APA news release • NailaKhalil and others. Association of cumulative lead and neurocognitive function in an occupational cohort, Neuropsychology, volume 23, issue 1, pages 10-19, 2009 [abstract] • Times of India • EHS Today • Risks 389 • 17 January 2009
Britain: Do you want an apple from the boss?
Durham County Council is giving its staff two free pieces of fruit a day to see if it makes the workforce fitter. One union health specialist said “why not go the whole hog and make it five a day?

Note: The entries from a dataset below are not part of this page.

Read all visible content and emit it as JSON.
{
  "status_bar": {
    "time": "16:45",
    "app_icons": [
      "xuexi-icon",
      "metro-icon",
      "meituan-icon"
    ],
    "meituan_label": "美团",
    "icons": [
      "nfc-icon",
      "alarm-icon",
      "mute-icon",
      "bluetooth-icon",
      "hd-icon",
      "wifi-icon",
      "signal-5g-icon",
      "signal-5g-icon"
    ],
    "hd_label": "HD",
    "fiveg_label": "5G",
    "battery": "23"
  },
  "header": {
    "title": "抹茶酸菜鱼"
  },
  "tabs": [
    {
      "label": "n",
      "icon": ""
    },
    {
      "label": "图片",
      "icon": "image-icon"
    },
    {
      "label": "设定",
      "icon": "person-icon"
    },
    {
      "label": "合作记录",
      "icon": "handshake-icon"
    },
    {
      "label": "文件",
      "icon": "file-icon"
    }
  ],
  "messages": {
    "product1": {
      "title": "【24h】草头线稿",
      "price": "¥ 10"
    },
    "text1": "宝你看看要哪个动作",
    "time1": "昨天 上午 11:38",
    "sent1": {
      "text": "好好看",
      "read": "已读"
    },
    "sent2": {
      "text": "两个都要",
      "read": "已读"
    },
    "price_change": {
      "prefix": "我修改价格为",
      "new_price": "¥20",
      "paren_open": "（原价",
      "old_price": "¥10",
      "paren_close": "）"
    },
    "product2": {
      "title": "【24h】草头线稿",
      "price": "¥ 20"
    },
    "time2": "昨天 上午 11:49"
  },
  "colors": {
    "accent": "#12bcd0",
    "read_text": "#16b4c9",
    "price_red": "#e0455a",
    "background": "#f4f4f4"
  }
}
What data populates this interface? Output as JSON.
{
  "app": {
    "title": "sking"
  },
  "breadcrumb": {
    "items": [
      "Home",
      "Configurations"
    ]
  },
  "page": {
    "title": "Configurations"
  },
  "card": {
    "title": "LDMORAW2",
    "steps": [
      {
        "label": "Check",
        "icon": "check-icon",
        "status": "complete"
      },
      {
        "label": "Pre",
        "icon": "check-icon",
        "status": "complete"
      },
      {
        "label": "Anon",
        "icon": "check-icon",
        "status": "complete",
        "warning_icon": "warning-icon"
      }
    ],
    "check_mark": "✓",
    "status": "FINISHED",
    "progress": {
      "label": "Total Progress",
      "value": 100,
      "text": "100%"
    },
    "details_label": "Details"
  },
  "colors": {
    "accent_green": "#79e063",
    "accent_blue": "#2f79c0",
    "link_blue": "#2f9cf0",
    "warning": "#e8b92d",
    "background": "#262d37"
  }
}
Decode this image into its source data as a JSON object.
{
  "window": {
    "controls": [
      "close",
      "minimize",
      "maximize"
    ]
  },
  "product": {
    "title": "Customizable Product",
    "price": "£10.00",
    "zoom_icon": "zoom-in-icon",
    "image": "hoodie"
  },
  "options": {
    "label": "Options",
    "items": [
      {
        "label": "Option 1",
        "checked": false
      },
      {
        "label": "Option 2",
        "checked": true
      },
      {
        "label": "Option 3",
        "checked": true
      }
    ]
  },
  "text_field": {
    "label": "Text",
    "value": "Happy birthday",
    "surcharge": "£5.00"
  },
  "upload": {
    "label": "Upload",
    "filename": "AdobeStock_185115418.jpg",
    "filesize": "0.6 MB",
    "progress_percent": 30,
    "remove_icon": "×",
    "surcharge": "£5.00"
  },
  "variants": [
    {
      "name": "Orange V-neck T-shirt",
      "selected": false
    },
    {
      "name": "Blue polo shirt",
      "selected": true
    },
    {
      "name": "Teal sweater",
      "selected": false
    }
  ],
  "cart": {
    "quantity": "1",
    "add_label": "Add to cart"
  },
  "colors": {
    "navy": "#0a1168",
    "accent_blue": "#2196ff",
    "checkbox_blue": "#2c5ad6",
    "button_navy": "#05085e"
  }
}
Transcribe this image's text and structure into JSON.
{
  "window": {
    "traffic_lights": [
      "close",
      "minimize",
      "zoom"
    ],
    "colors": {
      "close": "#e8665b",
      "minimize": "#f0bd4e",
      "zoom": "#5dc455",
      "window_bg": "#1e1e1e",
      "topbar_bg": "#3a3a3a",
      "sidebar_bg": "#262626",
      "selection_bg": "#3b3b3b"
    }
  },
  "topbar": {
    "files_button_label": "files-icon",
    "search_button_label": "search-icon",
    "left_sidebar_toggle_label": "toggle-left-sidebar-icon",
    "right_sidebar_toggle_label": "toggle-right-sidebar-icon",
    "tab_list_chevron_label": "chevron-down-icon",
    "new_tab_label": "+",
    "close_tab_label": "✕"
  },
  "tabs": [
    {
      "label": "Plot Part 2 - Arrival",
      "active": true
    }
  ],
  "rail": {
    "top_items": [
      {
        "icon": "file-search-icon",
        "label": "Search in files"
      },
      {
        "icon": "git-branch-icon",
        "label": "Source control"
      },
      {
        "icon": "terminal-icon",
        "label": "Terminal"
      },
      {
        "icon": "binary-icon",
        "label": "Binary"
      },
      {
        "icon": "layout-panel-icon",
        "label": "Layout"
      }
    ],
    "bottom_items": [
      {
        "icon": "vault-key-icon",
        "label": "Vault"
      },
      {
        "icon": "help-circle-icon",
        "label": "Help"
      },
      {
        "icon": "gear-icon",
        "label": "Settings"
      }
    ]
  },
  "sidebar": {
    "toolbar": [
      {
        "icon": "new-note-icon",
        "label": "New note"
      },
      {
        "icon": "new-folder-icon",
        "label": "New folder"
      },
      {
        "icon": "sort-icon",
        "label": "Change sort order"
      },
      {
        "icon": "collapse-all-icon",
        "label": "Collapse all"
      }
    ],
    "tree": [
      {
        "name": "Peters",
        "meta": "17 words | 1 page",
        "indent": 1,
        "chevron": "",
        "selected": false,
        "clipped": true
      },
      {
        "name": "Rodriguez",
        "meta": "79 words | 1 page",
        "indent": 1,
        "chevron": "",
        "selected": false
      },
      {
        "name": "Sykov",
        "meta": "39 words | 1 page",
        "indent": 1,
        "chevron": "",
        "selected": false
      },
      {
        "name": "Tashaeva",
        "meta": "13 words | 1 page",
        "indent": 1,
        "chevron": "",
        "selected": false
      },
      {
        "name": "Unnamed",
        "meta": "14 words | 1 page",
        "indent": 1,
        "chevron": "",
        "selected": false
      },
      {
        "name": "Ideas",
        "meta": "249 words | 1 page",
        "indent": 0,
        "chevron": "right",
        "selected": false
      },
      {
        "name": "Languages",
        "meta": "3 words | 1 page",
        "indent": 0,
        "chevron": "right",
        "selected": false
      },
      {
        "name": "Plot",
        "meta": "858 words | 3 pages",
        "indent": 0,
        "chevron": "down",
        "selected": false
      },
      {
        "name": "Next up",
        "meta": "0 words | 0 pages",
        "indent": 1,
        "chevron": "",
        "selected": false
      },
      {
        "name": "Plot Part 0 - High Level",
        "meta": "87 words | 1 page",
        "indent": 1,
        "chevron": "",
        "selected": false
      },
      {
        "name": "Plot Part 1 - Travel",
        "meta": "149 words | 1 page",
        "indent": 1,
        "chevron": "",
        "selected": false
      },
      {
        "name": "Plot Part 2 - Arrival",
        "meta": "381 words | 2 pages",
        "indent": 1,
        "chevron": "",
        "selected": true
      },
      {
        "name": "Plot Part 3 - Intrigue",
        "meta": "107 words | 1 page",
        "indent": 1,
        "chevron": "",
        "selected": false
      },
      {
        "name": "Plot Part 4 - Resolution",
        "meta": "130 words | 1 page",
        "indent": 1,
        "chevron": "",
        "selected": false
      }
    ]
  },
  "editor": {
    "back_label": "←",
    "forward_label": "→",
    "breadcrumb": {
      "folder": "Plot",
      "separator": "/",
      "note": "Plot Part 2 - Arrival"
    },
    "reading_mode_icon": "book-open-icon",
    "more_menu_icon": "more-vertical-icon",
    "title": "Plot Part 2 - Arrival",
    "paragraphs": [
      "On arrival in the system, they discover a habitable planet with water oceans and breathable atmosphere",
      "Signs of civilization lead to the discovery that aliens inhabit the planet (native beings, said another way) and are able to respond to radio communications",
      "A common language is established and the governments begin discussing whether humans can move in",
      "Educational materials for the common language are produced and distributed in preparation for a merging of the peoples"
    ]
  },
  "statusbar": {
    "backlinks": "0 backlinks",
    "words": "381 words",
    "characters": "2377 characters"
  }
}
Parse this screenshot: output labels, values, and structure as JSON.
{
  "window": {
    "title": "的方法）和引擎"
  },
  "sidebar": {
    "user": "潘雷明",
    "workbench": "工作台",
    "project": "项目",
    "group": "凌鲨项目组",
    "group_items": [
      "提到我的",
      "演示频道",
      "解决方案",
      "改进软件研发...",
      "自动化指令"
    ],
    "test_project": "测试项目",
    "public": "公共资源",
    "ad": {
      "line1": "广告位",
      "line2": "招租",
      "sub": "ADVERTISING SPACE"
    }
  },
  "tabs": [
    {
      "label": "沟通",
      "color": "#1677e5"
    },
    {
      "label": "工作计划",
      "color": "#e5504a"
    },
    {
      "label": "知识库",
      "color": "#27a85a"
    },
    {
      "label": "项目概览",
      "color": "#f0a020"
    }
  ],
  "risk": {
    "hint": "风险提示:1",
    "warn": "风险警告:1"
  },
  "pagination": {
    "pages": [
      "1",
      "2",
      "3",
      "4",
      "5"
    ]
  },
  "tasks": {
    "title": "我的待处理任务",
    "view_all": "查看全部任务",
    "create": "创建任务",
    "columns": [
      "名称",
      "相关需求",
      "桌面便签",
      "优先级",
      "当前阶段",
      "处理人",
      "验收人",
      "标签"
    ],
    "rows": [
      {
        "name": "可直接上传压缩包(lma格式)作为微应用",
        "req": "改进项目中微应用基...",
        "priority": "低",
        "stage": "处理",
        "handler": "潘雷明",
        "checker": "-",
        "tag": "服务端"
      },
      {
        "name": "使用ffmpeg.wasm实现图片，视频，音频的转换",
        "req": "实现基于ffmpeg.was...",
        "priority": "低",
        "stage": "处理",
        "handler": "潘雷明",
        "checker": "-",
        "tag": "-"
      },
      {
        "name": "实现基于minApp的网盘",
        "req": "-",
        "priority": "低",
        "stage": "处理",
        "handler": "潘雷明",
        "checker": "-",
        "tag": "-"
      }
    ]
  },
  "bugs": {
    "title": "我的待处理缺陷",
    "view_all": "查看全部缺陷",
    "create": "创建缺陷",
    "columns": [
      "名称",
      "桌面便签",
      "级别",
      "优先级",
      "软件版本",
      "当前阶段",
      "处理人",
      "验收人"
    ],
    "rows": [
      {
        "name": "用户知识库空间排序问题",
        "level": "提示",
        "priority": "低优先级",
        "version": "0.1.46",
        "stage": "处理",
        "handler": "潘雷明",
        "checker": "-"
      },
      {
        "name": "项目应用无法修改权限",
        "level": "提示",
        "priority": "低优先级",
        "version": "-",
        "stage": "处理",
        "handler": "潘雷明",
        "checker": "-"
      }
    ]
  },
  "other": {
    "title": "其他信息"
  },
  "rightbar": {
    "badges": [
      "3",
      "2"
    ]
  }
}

Or just give the workers the money so they can make adult dietary decisions themselves?”
Newcastle University news release • ISAFRUIT project • Risks 389 • 17 January 2009
Britain: Lafarge recalls cancer risk cement
Construction materials multinational Lafarge has recalled 280,000 bags of cement after discovering a batch contained high levels of cancer-causing chromium VI. In total, about 2,500 tonnes of the Blue Circle cement have been recalled.
Wiltshire Times • Contract Journal • Risks 388 • 10 January 2009
Britain: Employers ignorant of deadly silica risks
The Health and Safety Executive (HSE) has vowed to step up its ‘Clear the Air!’ campaign warning workers against the dangers of silica exposure after it concluded that smaller companies still know very little about the potentially fatal health risks. However, late last year a succession of industry contributors to an HSE online forum on silica risks complained a failure of HSE inspection and oversight was leading to widespread abuse of safe practices and substantial exposures to the cancer causing dust.
HSE news release • Contract Journal • Building • Risks 388 • 10 January 2009
Hazards work and health news archive